Of course, I wouldn’t be writing this blog post if this remained an expensive pipe-dream.  We did indeed take the plunge and buy something.

What You’re Getting

As mentioned before, Sactional furniture comes as pieces, one of two types: bases and sides.  One base and three sides makes a complete chair (or one base and one side for an armless chair); two bases and two to four sides makes a couch; and so on.  Every piece also gets a removable, washable cover so you can purchase the color and fabric style you want.  You can spend a little more (or a little less) on the covers to upgrade your furniture.

We purchased two bases and three sides, to make a couch with an open end (it seems more inviting that way).

We also purchased the standard cover, which is also one of the cheapest options.  We liked the material more than some of the fancier velour- or velvety-type covers.

The Delivery

Your furniture is delivered via FedEx.  Everything comes in flat boxes, Ikea-style, with no piece being too large for an able-bodied adult to man-handle into the house.

Sactional couch, still in boxes

Our new Sactional couch post-delivery and still in boxes, with a cat for scale.

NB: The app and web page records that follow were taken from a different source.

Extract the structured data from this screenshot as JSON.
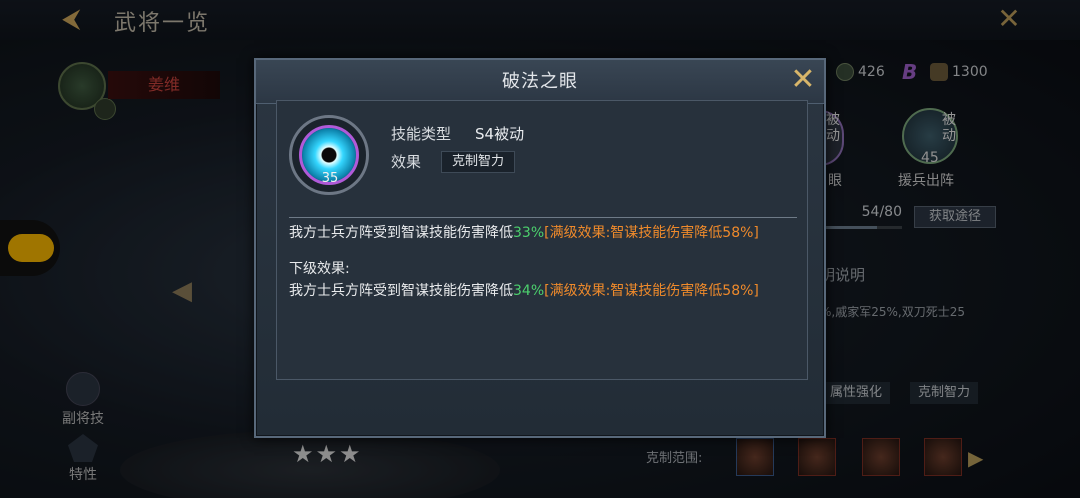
{
  "header": {
    "title": "武将一览"
  },
  "hero": {
    "name": "姜维"
  },
  "resources": [
    {
      "icon": "shield-coin-icon",
      "value": "426"
    },
    {
      "icon": "b-gem-icon",
      "value": ""
    },
    {
      "icon": "bag-icon",
      "value": "1300"
    }
  ],
  "right_panel": {
    "skill1_badge": "被动",
    "skill1_name": "眼",
    "skill2_badge": "被动",
    "skill2_level": "45",
    "skill2_name": "援兵出阵",
    "progress": "54/80",
    "progress_fraction": 0.675,
    "get_button": "获取途径",
    "desc_title": "明说明",
    "desc_text": "%,戚家军25%,双刀死士25",
    "tags": [
      "属性强化",
      "克制智力"
    ],
    "counter_label": "克制范围:"
  },
  "left_panel": {
    "skill_label": "副将技",
    "trait_label": "特性",
    "stars": "★★★"
  },
  "modal": {
    "title": "破法之眼",
    "skill_level": "35",
    "type_label": "技能类型",
    "type_value": "S4被动",
    "effect_label": "效果",
    "effect_tag": "克制智力",
    "desc1": {
      "prefix": "我方士兵方阵受到智谋技能伤害降低",
      "pct": "33%",
      "max": "[满级效果:智谋技能伤害降低58%]"
    },
    "next_label": "下级效果:",
    "desc2": {
      "prefix": "我方士兵方阵受到智谋技能伤害降低",
      "pct": "34%",
      "max": "[满级效果:智谋技能伤害降低58%]"
    }
  },
  "colors": {
    "accent_gold": "#d8b66a",
    "pct_green": "#4cd06d",
    "max_orange": "#ef8a2b",
    "hero_red": "#c7433c"
  }
}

The couch it’s replacing stares forlornly in the background.

We didn’t get a tracking number until the same day everything arrived, which was a little annoying.  I rushed home when Meghan gave me a heads up, so it wouldn’t sit on the front step all day.  At least it wasn’t raining that day.

I got everything moved inside, and drove back to work.

I’m out of work and home before Meghan, so I teased her by sending photos of the of the boxes, one at a time.  She can’t stand the fact that I can wait for things.

Total time from ordering to delivery: about a week.  If we had ordered fancier (custom) covers we would have had to wait longer.

The Unpacking

After dinner we got down to business.  After moving the old couch to an empty corner of the house, we unpacked the first box: a base.

The cushion for the base is stuffed inside the base itself, and held in with a pair of wooden planks (well, sticks really).  You have to slowly rotate each stake until it comes out.  Doing so releases the cushion, which then uncovers the hardware and some instructions telling you how to remove the stakes and cushion without damaging them.

Fortunately for us the process was somewhat intuitive and we didn’t damage anything in our ignorance.  We unpacked the other boxes in similar fashion.  The covers come in their own box.

The Assembly

The first step was to attach feet and stick on no-scratch pads (which are included).  There’s enough pads to adequately cover the “shoes,” which help connect the pieces, as well.

The instructions emphasize that getting the slipcovers on straight is very important, and it is.  Getting them on at all was the hardest part of the entire process.  The covers fit tightly, and there’s no “give” if you get them on crooked.  We had to start over on a couple of pieces because they were obviously wrong, but when you get it right it’s just as obvious.

The pieces don’t clamp together nearly as easily as they seem to in the store.  It’s probably because the floor models are taken apart and reassembled frequently, so everything stretches a little.  I wouldn’t say they were difficult, but they do require a strong hand.

I was pretty satisfied with the whole assemble-your-furniture experience, but then again I like Ikea, too.  I read some other reviews about assembling Sactionals, and we seem to have had one of the better experiences.

Total time, from unpacking to sitting my ass down: about 75 minutes.

The Result

Sactional couch, assembled

Our newly-assembled Sactional couch

I’m only writing this the next day, not enough time to provide an informed opinion about longevity, but the couch feels about as comfortable as the store’s floor model — maybe a little firmer and tighter, but all new furniture does that.

It looks as good in real life as I hoped.  The kids have given it their seal of approval as well.

In the picture is our Sactional couch with one of our old pillows and a Wii-mote.  On the left side of the picture the wooden beam is part of our old futon, with a similarly-colored cover, facing the other way.

I’ll probably revisit this in a few months with our thoughts on it long term – worth the purchase, worth additional purchases, etc.